The Maldives Marine Research Institute (MMRI) held the fourth Maldives Marine Science Symposium (MMSS) from August 13 to 14, with resounding success.
The symposium was inaugurated by Minister for Fisheries and Agriculture, Hon. Dr. Hussain Rasheed Hassan. In his inaugural address, Minister Hussain highlighted the importance for marine research in a country that is 99% of ocean, made up of coral structures.
“This symposium provides a platform for research, researchers working in marine science in The Maldives to share knowledge and bring together a wide range of expertise. We have papers on corals, reef ecology, megafauna, seagrass and mangroves, fisheries management and plastic pollution. It especially encourages local scientists to conduct research, and provides prospective students to get involved in marine science.”
The scientific committee of the MMSS, which evaluated the abstracts sent in for submission and selected the topics for oral presentations, included state minister for environment Dr. Abdulla Naseer, Director of Science & Maldives for International Pole and Line Foundation Dr. Mohamed Shiham Adam, MMRI’s marine biologist Mohamed Shimal, and long-time marine researcher Dr. Charles Anderson.
Over 46 abstracts were submitted for review to the committee, out of which 34 were selected as oral presentations. These were presented over a two-day symposium at MNU Auditorium, which was open to the public. Students from the marine science class of Ghiyassudin international school also attended the symposium.
At the end of the ceremony, the scientific committee handed out awards for Best Presentation, Best Abstract, and Best Poster Presentation.
In addition to the topics expanded on below, research findings about plastic pollution, seagrass and mangroves was also presented at the symposium.
Research into fisheries included preliminary assessments of tuna behaviour and associations at anchored FADs across the country, local ecological knowledge of tuna behaviour by interviewing fishermen, and assessing the biomass of commercially important fish in Laamu. Additional research was also done on understanding gleaning fisheries in Laamu.
The research on corals in The Maldives covered monitoring mechanisms for coral reproduction, restoration, and gardening. Italian University University of Biccoca’s MARHE Center in Faafu Magoodhoo, in association with The Maldives government, also launched a national framework for monitoring corals.
In Laamu, The Maldives Underwater Initiative team has been monitoring coral reproduction for over a year, and identified that coral reproduction takes place in other months of the year – and not just April and November as previously understood.
The MMRI also presented findings from the first national red list assessment of corals.
Research topics for megafauna covered whale sharks, mantas, cetaceans, and turtles.

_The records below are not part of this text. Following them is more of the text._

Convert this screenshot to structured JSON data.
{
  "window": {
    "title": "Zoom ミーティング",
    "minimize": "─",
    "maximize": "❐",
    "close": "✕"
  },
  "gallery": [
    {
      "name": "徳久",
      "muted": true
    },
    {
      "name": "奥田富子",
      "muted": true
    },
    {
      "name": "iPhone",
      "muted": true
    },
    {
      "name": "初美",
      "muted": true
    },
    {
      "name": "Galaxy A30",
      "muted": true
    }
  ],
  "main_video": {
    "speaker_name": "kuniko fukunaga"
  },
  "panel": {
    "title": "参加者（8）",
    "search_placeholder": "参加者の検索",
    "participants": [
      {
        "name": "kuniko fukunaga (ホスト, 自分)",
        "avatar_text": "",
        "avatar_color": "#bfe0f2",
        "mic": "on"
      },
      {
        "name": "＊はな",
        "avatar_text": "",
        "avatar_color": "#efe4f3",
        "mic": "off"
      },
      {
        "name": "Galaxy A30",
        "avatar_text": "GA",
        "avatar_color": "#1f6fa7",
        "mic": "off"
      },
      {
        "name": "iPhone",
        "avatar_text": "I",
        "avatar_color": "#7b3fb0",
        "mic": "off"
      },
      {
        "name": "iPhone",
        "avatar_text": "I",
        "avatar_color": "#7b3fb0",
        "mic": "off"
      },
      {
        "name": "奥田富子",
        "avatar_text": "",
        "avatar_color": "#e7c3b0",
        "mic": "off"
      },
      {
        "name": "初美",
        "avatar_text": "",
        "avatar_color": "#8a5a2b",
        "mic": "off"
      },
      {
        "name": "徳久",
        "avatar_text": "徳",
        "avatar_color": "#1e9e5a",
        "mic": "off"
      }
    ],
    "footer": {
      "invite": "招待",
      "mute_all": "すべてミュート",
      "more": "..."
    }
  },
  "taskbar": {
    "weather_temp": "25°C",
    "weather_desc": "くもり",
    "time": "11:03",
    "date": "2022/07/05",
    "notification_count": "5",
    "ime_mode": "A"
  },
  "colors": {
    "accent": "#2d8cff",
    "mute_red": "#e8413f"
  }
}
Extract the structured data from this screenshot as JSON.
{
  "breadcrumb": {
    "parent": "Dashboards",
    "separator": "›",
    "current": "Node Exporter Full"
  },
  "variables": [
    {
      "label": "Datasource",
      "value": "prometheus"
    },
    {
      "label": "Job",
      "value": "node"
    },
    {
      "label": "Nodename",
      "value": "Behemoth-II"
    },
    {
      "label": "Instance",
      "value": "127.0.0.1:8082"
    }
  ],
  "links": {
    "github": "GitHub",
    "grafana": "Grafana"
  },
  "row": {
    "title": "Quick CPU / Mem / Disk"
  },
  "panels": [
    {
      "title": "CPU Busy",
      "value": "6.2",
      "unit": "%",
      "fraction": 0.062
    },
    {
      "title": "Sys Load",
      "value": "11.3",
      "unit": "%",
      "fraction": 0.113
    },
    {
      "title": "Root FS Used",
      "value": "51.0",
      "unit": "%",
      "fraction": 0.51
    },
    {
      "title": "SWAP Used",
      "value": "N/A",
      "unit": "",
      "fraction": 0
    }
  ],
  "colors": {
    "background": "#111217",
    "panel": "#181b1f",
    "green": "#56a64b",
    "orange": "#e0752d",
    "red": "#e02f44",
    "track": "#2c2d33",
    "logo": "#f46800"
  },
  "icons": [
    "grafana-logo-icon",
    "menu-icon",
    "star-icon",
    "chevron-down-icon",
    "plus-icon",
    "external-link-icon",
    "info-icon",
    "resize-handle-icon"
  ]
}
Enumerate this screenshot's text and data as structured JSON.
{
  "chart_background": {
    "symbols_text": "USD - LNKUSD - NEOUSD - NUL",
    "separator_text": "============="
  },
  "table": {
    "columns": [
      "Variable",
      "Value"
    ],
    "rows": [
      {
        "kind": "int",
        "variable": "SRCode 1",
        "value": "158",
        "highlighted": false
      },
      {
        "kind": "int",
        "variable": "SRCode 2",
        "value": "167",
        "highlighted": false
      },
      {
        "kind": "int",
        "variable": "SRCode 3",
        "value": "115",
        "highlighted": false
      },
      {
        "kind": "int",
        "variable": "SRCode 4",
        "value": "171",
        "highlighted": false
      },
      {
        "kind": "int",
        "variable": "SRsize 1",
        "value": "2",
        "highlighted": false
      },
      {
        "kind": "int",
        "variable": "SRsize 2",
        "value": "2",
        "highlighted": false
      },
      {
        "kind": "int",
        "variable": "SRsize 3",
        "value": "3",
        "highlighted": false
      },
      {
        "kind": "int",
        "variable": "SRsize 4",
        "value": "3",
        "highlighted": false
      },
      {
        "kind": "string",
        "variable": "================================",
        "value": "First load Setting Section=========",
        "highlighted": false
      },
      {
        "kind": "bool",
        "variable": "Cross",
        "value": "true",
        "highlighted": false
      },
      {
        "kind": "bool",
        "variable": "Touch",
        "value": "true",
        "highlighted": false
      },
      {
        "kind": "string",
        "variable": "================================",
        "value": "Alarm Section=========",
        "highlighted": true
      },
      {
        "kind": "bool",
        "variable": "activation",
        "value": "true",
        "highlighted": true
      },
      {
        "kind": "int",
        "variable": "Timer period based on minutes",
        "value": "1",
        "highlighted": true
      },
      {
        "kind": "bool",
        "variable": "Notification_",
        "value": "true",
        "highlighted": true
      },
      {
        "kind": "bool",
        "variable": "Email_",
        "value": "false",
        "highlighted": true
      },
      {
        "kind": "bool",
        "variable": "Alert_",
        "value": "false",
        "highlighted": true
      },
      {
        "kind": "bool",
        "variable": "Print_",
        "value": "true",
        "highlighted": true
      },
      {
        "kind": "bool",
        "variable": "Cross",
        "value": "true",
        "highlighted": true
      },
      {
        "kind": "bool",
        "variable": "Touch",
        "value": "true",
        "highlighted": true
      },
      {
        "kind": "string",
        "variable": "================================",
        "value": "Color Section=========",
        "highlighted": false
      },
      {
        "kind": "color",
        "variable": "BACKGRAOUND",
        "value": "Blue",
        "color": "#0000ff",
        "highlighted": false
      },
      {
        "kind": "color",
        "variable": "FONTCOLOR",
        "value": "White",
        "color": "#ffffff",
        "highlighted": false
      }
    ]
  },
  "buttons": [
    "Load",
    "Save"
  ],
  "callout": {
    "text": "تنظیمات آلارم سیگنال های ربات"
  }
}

The cetacean study conducted in The Maldives in 2022 found a decrease in sightings since earlier years. This is possibly related to the cetacean hunting happening across South Asia outside of The Maldives. The Maldives is the only country in the region with historical data on cetacean sightings. Other cetaceans studies were conducted by analysing environment DNA to find the species seen in Maldivian waters, and guidelines for responsible dolphin watching tourism.
Additionally, research conducted in South Ari with The Maldives Whale Shark Research Programme shows that the rate of injury for whale sharks has increased over time, which is leading to a decrease in sightings in the South Ari Marine Protected Area despite the same amount of whale sharks staying in the region. Further research is being conducted to understand the ‘carrying capacity’ for whale shark sightings.
Research conducted into mantas by the Manta Trust include looking at the different hitch-hikers associated with mantas, manta ray injury rate, feeding ecology and behavior of mantas, and an assessment of sublethal injuries and physical deformities in mantas.
Sea turtle research presented by the Olive Ridley Project included the national red list assessment of marine reptiles conducted in the country, preliminary findings from a socio-economical study to find the value of sea turtle tourism in 2019, and turtle nesting research and analysis from 2018-2021.